Simultaneously, they completed a newly developed time-activity diary during
4 days per week recording dierent activities performed during each 15 min
interval. For each specic activity, the mean intensity (accelerometer counts/
min), mean duration per day (min/d) and proportion of involved children
were calculated using linear regression models.
For the full range of activities, boys accumulated more mean counts/min
than girls. Adolescents spent more time in high intensity sports activities than
younger children (p < 0.001) but this increase was compensated by a reduc-
tion in time spent playing vigorously (p = 0.04). In addition, adolescents
spent signicantly more time in sedentary activities (p < 0.001) and accu-
mulated less counts/min during these activities than younger children (p =
0.007). Among moderate to vigorous activities, children spent most time with
vigorous play (43 min/day) and active transportation (56 min/day).
e combination of accelerometers and time activity diaries provides insight
into age and gender related dierences in PA. is information is warranted
to eciently guide and evaluate PA promotion.
Childhood overweight and obesity are increasing in many countries including
Switzerland  and there is growing concern that decreasing levels of physical
activity (PA) may contribute to this development.
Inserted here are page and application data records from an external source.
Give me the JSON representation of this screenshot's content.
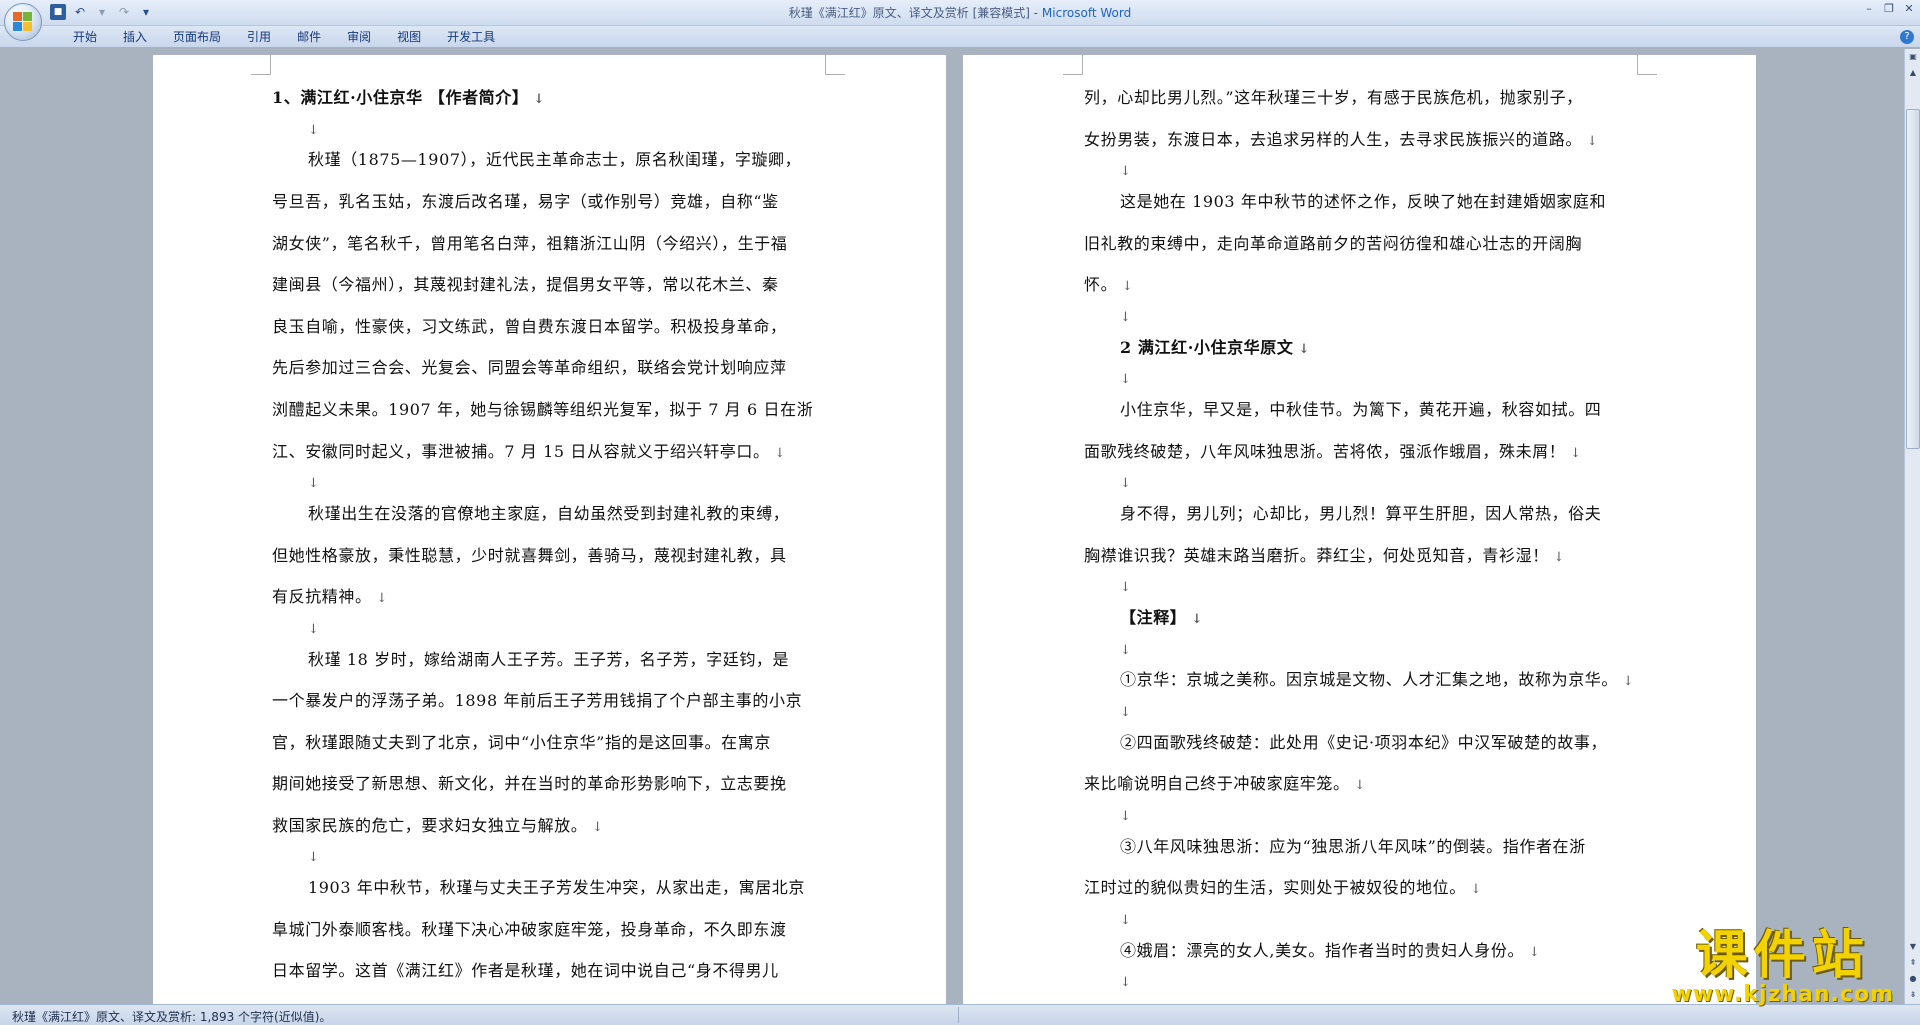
{
  "window": {
    "title_prefix": "秋瑾《满江红》原文、译文及赏析 [兼容模式] - ",
    "title_brand": "Microsoft Word"
  },
  "ribbon": {
    "tabs": [
      "开始",
      "插入",
      "页面布局",
      "引用",
      "邮件",
      "审阅",
      "视图",
      "开发工具"
    ]
  },
  "icons": {
    "office_button": "office-logo-icon",
    "save": "save-icon",
    "undo": "undo-icon",
    "redo": "redo-icon",
    "customize": "dropdown-arrow-icon",
    "help": "help-icon"
  },
  "marks": {
    "para": "↓"
  },
  "left_page": {
    "heading": "1、满江红·小住京华 【作者简介】",
    "p1": [
      "秋瑾（1875—1907），近代民主革命志士，原名秋闺瑾，字璇卿，",
      "号旦吾，乳名玉姑，东渡后改名瑾，易字（或作别号）竞雄，自称“鉴",
      "湖女侠”，笔名秋千，曾用笔名白萍，祖籍浙江山阴（今绍兴），生于福",
      "建闽县（今福州），其蔑视封建礼法，提倡男女平等，常以花木兰、秦",
      "良玉自喻，性豪侠，习文练武，曾自费东渡日本留学。积极投身革命，",
      "先后参加过三合会、光复会、同盟会等革命组织，联络会党计划响应萍",
      "浏醴起义未果。1907 年，她与徐锡麟等组织光复军，拟于 7 月 6 日在浙",
      "江、安徽同时起义，事泄被捕。7 月 15 日从容就义于绍兴轩亭口。"
    ],
    "p2": [
      "秋瑾出生在没落的官僚地主家庭，自幼虽然受到封建礼教的束缚，",
      "但她性格豪放，秉性聪慧，少时就喜舞剑，善骑马，蔑视封建礼教，具",
      "有反抗精神。"
    ],
    "p3": [
      "秋瑾 18 岁时，嫁给湖南人王子芳。王子芳，名子芳，字廷钧，是",
      "一个暴发户的浮荡子弟。1898 年前后王子芳用钱捐了个户部主事的小京",
      "官，秋瑾跟随丈夫到了北京，词中“小住京华”指的是这回事。在寓京",
      "期间她接受了新思想、新文化，并在当时的革命形势影响下，立志要挽",
      "救国家民族的危亡，要求妇女独立与解放。"
    ],
    "p4": [
      "1903 年中秋节，秋瑾与丈夫王子芳发生冲突，从家出走，寓居北京",
      "阜城门外泰顺客栈。秋瑾下决心冲破家庭牢笼，投身革命，不久即东渡",
      "日本留学。这首《满江红》作者是秋瑾，她在词中说自己“身不得男儿"
    ]
  },
  "right_page": {
    "p0": [
      "列，心却比男儿烈。”这年秋瑾三十岁，有感于民族危机，抛家别子，",
      "女扮男装，东渡日本，去追求另样的人生，去寻求民族振兴的道路。"
    ],
    "p1": [
      "这是她在 1903 年中秋节的述怀之作，反映了她在封建婚姻家庭和",
      "旧礼教的束缚中，走向革命道路前夕的苦闷彷徨和雄心壮志的开阔胸",
      "怀。"
    ],
    "heading2": "2 满江红·小住京华原文",
    "poem1": [
      "小住京华，早又是，中秋佳节。为篱下，黄花开遍，秋容如拭。四",
      "面歌残终破楚，八年风味独思浙。苦将侬，强派作蛾眉，殊未屑！"
    ],
    "poem2": [
      "身不得，男儿列；心却比，男儿烈！算平生肝胆，因人常热，俗夫",
      "胸襟谁识我？英雄末路当磨折。莽红尘，何处觅知音，青衫湿！"
    ],
    "notes_heading": "【注释】",
    "note1": [
      "①京华：京城之美称。因京城是文物、人才汇集之地，故称为京华。"
    ],
    "note2": [
      "②四面歌残终破楚：此处用《史记·项羽本纪》中汉军破楚的故事，",
      "来比喻说明自己终于冲破家庭牢笼。"
    ],
    "note3": [
      "③八年风味独思浙：应为“独思浙八年风味”的倒装。指作者在浙",
      "江时过的貌似贵妇的生活，实则处于被奴役的地位。"
    ],
    "note4": [
      "④娥眉：漂亮的女人,美女。指作者当时的贵妇人身份。"
    ]
  },
  "status": {
    "text": "秋瑾《满江红》原文、译文及赏析: 1,893 个字符(近似值)。"
  },
  "watermark": {
    "title": "课件站",
    "url": "www.kjzhan.com"
  }
}
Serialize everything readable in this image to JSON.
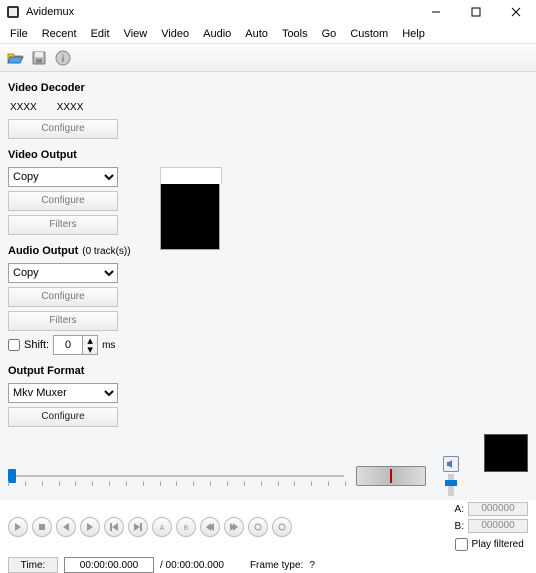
{
  "window": {
    "title": "Avidemux"
  },
  "menu": [
    "File",
    "Recent",
    "Edit",
    "View",
    "Video",
    "Audio",
    "Auto",
    "Tools",
    "Go",
    "Custom",
    "Help"
  ],
  "sections": {
    "video_decoder": {
      "title": "Video Decoder",
      "x1": "XXXX",
      "x2": "XXXX",
      "configure": "Configure"
    },
    "video_output": {
      "title": "Video Output",
      "select": "Copy",
      "configure": "Configure",
      "filters": "Filters"
    },
    "audio_output": {
      "title": "Audio Output",
      "tracks": "(0 track(s))",
      "select": "Copy",
      "configure": "Configure",
      "filters": "Filters",
      "shift_label": "Shift:",
      "shift_value": "0",
      "ms": "ms"
    },
    "output_format": {
      "title": "Output Format",
      "select": "Mkv Muxer",
      "configure": "Configure"
    }
  },
  "bottom": {
    "a_label": "A:",
    "a_value": "000000",
    "b_label": "B:",
    "b_value": "000000",
    "play_filtered": "Play filtered",
    "time_label": "Time:",
    "time_value": "00:00:00.000",
    "time_total": "/ 00:00:00.000",
    "frame_type_label": "Frame type:",
    "frame_type_value": "?"
  }
}
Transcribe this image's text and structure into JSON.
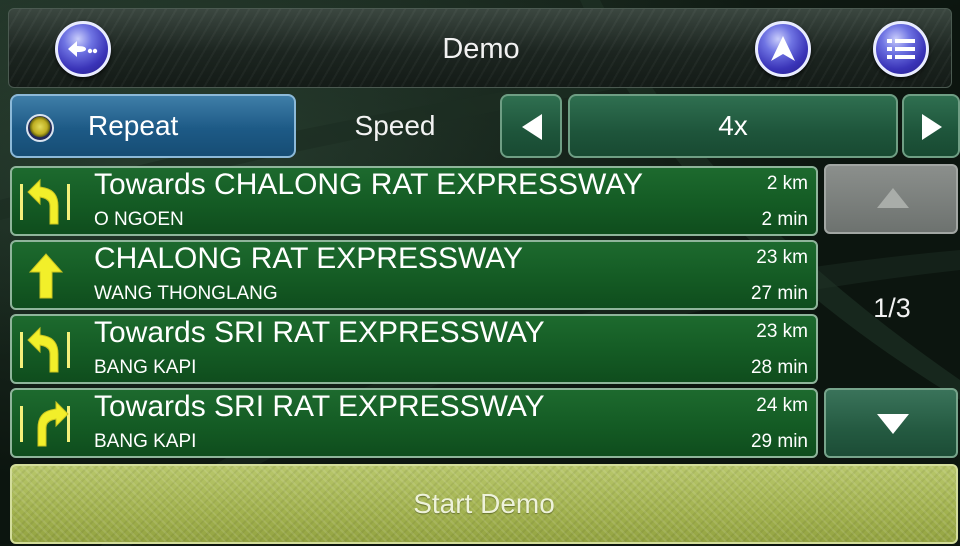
{
  "header": {
    "title": "Demo",
    "back_icon": "back-ellipsis-icon",
    "compass_icon": "navigation-arrow-icon",
    "menu_icon": "list-menu-icon"
  },
  "controls": {
    "repeat_label": "Repeat",
    "repeat_selected": true,
    "speed_label": "Speed",
    "speed_value": "4x"
  },
  "route": {
    "items": [
      {
        "road": "Towards CHALONG RAT EXPRESSWAY",
        "area": "O NGOEN",
        "distance": "2 km",
        "time": "2 min",
        "icon": "keep-left-icon"
      },
      {
        "road": "CHALONG RAT EXPRESSWAY",
        "area": "WANG THONGLANG",
        "distance": "23 km",
        "time": "27 min",
        "icon": "straight-arrow-icon"
      },
      {
        "road": "Towards SRI RAT EXPRESSWAY",
        "area": "BANG KAPI",
        "distance": "23 km",
        "time": "28 min",
        "icon": "keep-left-icon"
      },
      {
        "road": "Towards SRI RAT EXPRESSWAY",
        "area": "BANG KAPI",
        "distance": "24 km",
        "time": "29 min",
        "icon": "keep-right-icon"
      }
    ]
  },
  "pager": {
    "indicator": "1/3"
  },
  "footer": {
    "start_label": "Start Demo"
  },
  "colors": {
    "route_item_green": "#145b24",
    "accent_blue": "#1d5a86",
    "start_button": "#a2b24f",
    "arrow_yellow": "#f2ef2a"
  }
}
Still, appropriately measuring
PA in children is a major challenge. Questionnaires and accelerometer measure-
ments are the most widely used instruments [2,3]. Self- or proxy reports provide
information about mode/type and duration of PA but show limited validity in
assessing PA levels and are susceptible to reporting bias by social desirability .
On the other hand, accelerometer measurements provide valid overall estimates of
intensity of PA [5,6]. Nevertheless, they neither determine which activities con-
tribute most or least to PA in children nor the variation in the type and duration
of habitual activities over time. Yet, this information is of great importance for